Moreover, if you have people who depend on you financially, like a spouse or children, you should secure a life insurance policy. Are you nearing retirement? It might be worth exploring long-term care insurance. And, if you’re a business owner, you can protect yourself legally with liability insurance.
7. Tackle High-Interest Debt
An important step in all financial plans is to pay off high-interest debt. Examples include credit card balances, payday loans, title loans, and rent-to-own payments. Because the interest rates on these are so high you wind up paying back twice as much as what you borrowed!
Several expenses can be bundled into one monthly bill using a debt consolidation loan or debt management plan if you have revolving debt. If that’s not an option, consider contacting the lender and asking for a more affordable interest rate. You could also implement strategies like the snowball method to pay off your smallest debt first and work your way up.
8. Invest to Build Your Savings
Despite our misconceptions, you don’t have to be Elon Musk-rich to invest. In reality, anyone can invest their money in order to bolster their savings.
A 401(k) plan or an account with a brokerage firm can make investing as frictionless as possible. Even better is that most don’t require a minimum account balance to open. Another easy way to embark on your investing journey is to utilize robo-advisors.
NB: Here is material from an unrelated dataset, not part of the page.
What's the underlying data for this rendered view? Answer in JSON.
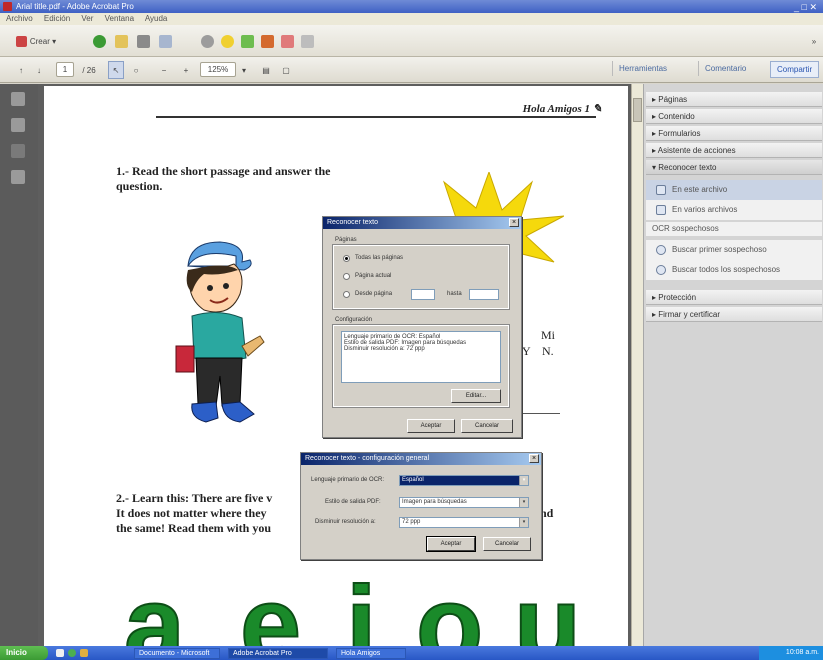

Furthermore, investing for retirement, a house, or a college often requires a variety of financial planning tools, like:
- Employer-sponsored retirement plans. Contribute gradually toward the IRS limit of $19,500 if you have a 401(k), 403(b), or similar plan. The limit goes up to $26,000 if you’re over 50.
- Traditional or Roth IRA. Investing in tax-advantaged investment accounts can further increase retirement savings by as much as $6,000 a year (or $7,000 for those over 50).
- 529 college savings plans. The funds can be withdrawn and invested tax-free for qualified education expenses under these state-sponsored plans.
9. Plan for Retirement (And Taxes)
To have the lifestyle you want during your golden years, you have to plan accordingly. Taking inflation into consideration, this involves calculating how much you’ll need to retire, and how you’ll plan to save and invest for the future.
Taking steps toward retirement may seem like a lifetime away, but it’s never too early to begin. But, it’s necessary if you want to have a comfortable and stress-free retirement. Your future self will thank you.
In addition to retirement, you also need to factor in taxes. While taxes may be irritating, they are just as inevitable as Thanos. As such, you’ll want to include taxes in your long-term income projection. After all, failing to do so can negatively impact your cash flow.
Furthermore, you should look into tax savings investment options and learn about any possible tax deductions you can apply to reduce your tax bill. But, you should still consult a tax accountant or financial planner to ensure you have an adequate tax plan.
10. Create an Estate Plan
The topic of estate planning isn’t something most of us wish to discuss. But, it’s important. By using this, you can determine exactly what happens to your assets when you pass away.
What exactly doesn’t an estate plan entail? Usually, it just involves listing all your assets. Next, you would create a will, and make it accessible to key stakeholders, like an estate lawyer and beneficiaries.
Final Words of Advice
I’ll be honest with you. Even with a financial growth plan in tow, there will be turbulent days, weeks, or months. Don’t let that being you down though. Schedule monthly check-ins to track your progress and make necessary adjustments as needed.
By John Rampton
The Epoch Times Copyright © 2022 The views and opinions expressed are only those of the authors. They are meant for general informational purposes only and should not be construed or interpreted as a recommendation or solicitation. The Epoch Times does not provide investment, tax, legal, financial planning, estate planning, or any other personal finance advice. The Epoch Times holds no liability for the accuracy or timeliness of the information provided.